> _TASK INSTRUCTIONS_
Please quote only the lines that start at the one with "Transcribe this image's" and go on to the last line of the data, both ends kept.

Dataset entries
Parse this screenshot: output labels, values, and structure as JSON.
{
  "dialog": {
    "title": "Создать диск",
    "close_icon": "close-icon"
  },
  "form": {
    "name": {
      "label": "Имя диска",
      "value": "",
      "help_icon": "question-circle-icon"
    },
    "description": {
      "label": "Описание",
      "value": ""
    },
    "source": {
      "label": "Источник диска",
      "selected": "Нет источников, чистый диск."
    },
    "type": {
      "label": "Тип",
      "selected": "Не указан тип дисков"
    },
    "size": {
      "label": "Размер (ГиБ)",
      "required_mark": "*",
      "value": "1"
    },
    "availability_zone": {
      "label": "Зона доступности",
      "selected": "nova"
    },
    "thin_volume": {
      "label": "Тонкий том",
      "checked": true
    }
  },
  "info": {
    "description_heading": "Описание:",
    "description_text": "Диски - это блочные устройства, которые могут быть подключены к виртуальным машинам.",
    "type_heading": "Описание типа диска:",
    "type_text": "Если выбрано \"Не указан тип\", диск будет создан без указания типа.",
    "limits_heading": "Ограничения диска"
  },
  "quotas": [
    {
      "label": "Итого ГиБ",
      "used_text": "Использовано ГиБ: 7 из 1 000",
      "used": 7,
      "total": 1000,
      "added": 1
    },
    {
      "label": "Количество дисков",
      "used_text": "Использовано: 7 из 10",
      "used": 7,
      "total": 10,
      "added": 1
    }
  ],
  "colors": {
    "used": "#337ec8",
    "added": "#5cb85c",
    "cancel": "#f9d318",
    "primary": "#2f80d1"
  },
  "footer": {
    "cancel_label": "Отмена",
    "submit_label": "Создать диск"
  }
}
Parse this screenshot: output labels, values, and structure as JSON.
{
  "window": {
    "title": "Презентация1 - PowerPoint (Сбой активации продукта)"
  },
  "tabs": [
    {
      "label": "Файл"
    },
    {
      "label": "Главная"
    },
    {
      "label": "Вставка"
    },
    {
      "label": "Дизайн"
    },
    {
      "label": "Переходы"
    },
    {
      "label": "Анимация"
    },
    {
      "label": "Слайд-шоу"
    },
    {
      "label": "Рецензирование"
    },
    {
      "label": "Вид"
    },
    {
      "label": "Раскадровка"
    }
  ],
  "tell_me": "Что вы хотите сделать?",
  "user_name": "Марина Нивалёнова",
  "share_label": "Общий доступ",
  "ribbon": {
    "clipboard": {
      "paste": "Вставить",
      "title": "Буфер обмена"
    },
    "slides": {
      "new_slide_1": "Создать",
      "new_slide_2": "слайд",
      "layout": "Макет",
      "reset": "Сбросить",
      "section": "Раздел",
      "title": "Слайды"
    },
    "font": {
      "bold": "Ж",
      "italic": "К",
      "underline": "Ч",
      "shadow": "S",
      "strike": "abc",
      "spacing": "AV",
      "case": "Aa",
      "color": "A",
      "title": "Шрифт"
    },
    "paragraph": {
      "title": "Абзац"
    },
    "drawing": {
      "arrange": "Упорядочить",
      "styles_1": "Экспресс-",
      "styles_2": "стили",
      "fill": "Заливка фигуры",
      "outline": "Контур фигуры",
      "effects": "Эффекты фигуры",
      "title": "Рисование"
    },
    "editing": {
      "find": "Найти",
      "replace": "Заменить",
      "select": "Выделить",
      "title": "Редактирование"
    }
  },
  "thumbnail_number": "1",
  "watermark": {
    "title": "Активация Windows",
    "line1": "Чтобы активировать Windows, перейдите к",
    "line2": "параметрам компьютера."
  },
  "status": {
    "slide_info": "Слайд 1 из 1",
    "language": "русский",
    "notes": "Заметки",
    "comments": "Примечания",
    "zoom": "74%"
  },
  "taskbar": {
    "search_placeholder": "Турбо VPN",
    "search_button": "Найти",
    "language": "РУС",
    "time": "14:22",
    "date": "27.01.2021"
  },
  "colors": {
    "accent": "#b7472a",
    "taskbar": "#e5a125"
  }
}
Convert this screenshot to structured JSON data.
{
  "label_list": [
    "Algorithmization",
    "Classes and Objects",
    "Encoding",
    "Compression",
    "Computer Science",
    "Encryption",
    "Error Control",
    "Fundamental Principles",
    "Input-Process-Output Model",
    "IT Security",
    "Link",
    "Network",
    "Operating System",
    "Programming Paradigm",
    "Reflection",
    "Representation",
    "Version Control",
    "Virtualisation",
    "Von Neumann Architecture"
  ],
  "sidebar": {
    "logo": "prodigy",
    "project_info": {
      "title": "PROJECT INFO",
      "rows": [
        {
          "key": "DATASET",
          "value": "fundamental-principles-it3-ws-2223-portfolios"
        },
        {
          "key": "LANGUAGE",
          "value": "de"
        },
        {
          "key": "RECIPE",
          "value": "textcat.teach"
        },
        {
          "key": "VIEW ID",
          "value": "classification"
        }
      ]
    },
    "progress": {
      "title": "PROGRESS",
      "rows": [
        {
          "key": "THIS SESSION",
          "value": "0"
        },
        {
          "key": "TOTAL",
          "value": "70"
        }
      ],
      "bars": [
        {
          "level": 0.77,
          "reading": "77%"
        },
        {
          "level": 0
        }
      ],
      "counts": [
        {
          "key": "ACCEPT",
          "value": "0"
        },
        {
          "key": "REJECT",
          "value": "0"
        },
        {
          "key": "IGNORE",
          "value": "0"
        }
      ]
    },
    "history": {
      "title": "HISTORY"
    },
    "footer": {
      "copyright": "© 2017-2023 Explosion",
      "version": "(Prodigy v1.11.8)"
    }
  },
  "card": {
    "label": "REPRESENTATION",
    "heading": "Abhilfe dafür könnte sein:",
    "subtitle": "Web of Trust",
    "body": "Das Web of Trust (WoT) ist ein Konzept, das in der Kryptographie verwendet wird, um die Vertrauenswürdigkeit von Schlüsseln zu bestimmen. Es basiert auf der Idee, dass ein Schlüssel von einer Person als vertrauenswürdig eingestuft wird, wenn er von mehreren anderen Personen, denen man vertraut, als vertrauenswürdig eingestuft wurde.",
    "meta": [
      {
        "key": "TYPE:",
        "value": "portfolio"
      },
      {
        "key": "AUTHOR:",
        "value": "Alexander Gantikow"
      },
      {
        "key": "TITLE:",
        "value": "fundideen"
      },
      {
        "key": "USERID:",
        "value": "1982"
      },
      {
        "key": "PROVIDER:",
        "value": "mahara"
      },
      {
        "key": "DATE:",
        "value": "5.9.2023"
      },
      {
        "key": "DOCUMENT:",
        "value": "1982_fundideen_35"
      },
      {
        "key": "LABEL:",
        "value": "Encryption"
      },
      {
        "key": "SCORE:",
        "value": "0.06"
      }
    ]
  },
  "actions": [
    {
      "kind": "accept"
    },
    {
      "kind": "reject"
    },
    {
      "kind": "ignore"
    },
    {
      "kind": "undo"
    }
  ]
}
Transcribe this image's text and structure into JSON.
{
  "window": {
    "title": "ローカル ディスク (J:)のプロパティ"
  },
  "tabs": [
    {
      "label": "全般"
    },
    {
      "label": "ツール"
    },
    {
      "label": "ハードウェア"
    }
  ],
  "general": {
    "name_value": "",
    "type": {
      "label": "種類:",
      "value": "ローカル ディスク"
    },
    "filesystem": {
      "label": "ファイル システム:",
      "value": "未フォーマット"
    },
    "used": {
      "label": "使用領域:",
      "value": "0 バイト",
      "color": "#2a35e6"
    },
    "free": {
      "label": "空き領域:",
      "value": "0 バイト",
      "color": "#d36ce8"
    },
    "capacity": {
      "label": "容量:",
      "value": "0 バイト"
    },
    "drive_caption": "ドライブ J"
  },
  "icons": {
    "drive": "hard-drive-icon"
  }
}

> _OUTPUT FOR THIS EXERCISE_
Transcribe this image's text and structure into JSON.
{
  "window": {
    "title": "ローカル ディスク (J:)のプロパティ"
  },
  "tabs": [
    {
      "label": "全般"
    },
    {
      "label": "ツール"
    },
    {
      "label": "ハードウェア"
    }
  ],
  "general": {
    "name_value": "",
    "type": {
      "label": "種類:",
      "value": "ローカル ディスク"
    },
    "filesystem": {
      "label": "ファイル システム:",
      "value": "未フォーマット"
    },
    "used": {
      "label": "使用領域:",
      "value": "0 バイト",
      "color": "#2a35e6"
    },
    "free": {
      "label": "空き領域:",
      "value": "0 バイト",
      "color": "#d36ce8"
    },
    "capacity": {
      "label": "容量:",
      "value": "0 バイト"
    },
    "drive_caption": "ドライブ J"
  },
  "icons": {
    "drive": "hard-drive-icon"
  }
}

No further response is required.